[Element data from apps and pages]
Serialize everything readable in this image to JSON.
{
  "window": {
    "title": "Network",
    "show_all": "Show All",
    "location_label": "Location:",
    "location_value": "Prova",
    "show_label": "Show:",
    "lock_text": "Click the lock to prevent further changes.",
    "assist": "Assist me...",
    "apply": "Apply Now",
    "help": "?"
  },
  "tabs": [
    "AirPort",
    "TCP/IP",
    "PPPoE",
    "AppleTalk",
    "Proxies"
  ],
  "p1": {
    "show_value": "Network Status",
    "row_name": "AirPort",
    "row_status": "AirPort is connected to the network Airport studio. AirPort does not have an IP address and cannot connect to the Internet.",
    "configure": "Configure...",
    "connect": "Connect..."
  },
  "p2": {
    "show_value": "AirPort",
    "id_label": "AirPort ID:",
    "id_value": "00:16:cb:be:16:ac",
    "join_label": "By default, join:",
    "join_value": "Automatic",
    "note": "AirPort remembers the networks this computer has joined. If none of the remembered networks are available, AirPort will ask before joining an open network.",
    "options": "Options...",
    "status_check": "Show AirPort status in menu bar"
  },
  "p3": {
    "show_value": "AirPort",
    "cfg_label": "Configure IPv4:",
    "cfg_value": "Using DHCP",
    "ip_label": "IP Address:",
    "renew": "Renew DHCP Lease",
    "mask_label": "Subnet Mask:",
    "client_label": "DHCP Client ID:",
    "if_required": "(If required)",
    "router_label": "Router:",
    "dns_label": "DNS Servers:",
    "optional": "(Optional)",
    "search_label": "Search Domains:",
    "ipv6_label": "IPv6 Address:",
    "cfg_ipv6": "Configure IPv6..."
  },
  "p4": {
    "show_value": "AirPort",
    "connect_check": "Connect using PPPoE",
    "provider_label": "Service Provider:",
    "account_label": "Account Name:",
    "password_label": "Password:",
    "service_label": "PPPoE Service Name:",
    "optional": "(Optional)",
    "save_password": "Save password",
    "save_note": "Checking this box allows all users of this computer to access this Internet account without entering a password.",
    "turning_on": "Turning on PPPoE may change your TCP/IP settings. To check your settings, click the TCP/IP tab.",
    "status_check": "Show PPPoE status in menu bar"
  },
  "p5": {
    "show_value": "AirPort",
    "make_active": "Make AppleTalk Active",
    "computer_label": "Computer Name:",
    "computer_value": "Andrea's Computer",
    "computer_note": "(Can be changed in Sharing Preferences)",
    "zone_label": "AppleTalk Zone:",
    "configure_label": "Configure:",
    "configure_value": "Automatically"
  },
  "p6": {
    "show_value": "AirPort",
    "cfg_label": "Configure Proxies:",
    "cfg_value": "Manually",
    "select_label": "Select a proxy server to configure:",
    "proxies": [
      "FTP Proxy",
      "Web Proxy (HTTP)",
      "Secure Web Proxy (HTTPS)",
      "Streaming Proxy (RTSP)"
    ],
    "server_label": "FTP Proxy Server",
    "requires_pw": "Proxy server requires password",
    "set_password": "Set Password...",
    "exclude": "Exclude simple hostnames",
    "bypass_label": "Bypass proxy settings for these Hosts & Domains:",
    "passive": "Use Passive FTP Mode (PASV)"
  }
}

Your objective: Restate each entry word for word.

Solution to this problem:
Serialize everything readable in this image to JSON.
{
  "window": {
    "title": "Network",
    "show_all": "Show All",
    "location_label": "Location:",
    "location_value": "Prova",
    "show_label": "Show:",
    "lock_text": "Click the lock to prevent further changes.",
    "assist": "Assist me...",
    "apply": "Apply Now",
    "help": "?"
  },
  "tabs": [
    "AirPort",
    "TCP/IP",
    "PPPoE",
    "AppleTalk",
    "Proxies"
  ],
  "p1": {
    "show_value": "Network Status",
    "row_name": "AirPort",
    "row_status": "AirPort is connected to the network Airport studio. AirPort does not have an IP address and cannot connect to the Internet.",
    "configure": "Configure...",
    "connect": "Connect..."
  },
  "p2": {
    "show_value": "AirPort",
    "id_label": "AirPort ID:",
    "id_value": "00:16:cb:be:16:ac",
    "join_label": "By default, join:",
    "join_value": "Automatic",
    "note": "AirPort remembers the networks this computer has joined. If none of the remembered networks are available, AirPort will ask before joining an open network.",
    "options": "Options...",
    "status_check": "Show AirPort status in menu bar"
  },
  "p3": {
    "show_value": "AirPort",
    "cfg_label": "Configure IPv4:",
    "cfg_value": "Using DHCP",
    "ip_label": "IP Address:",
    "renew": "Renew DHCP Lease",
    "mask_label": "Subnet Mask:",
    "client_label": "DHCP Client ID:",
    "if_required": "(If required)",
    "router_label": "Router:",
    "dns_label": "DNS Servers:",
    "optional": "(Optional)",
    "search_label": "Search Domains:",
    "ipv6_label": "IPv6 Address:",
    "cfg_ipv6": "Configure IPv6..."
  },
  "p4": {
    "show_value": "AirPort",
    "connect_check": "Connect using PPPoE",
    "provider_label": "Service Provider:",
    "account_label": "Account Name:",
    "password_label": "Password:",
    "service_label": "PPPoE Service Name:",
    "optional": "(Optional)",
    "save_password": "Save password",
    "save_note": "Checking this box allows all users of this computer to access this Internet account without entering a password.",
    "turning_on": "Turning on PPPoE may change your TCP/IP settings. To check your settings, click the TCP/IP tab.",
    "status_check": "Show PPPoE status in menu bar"
  },
  "p5": {
    "show_value": "AirPort",
    "make_active": "Make AppleTalk Active",
    "computer_label": "Computer Name:",
    "computer_value": "Andrea's Computer",
    "computer_note": "(Can be changed in Sharing Preferences)",
    "zone_label": "AppleTalk Zone:",
    "configure_label": "Configure:",
    "configure_value": "Automatically"
  },
  "p6": {
    "show_value": "AirPort",
    "cfg_label": "Configure Proxies:",
    "cfg_value": "Manually",
    "select_label": "Select a proxy server to configure:",
    "proxies": [
      "FTP Proxy",
      "Web Proxy (HTTP)",
      "Secure Web Proxy (HTTPS)",
      "Streaming Proxy (RTSP)"
    ],
    "server_label": "FTP Proxy Server",
    "requires_pw": "Proxy server requires password",
    "set_password": "Set Password...",
    "exclude": "Exclude simple hostnames",
    "bypass_label": "Bypass proxy settings for these Hosts & Domains:",
    "passive": "Use Passive FTP Mode (PASV)"
  }
}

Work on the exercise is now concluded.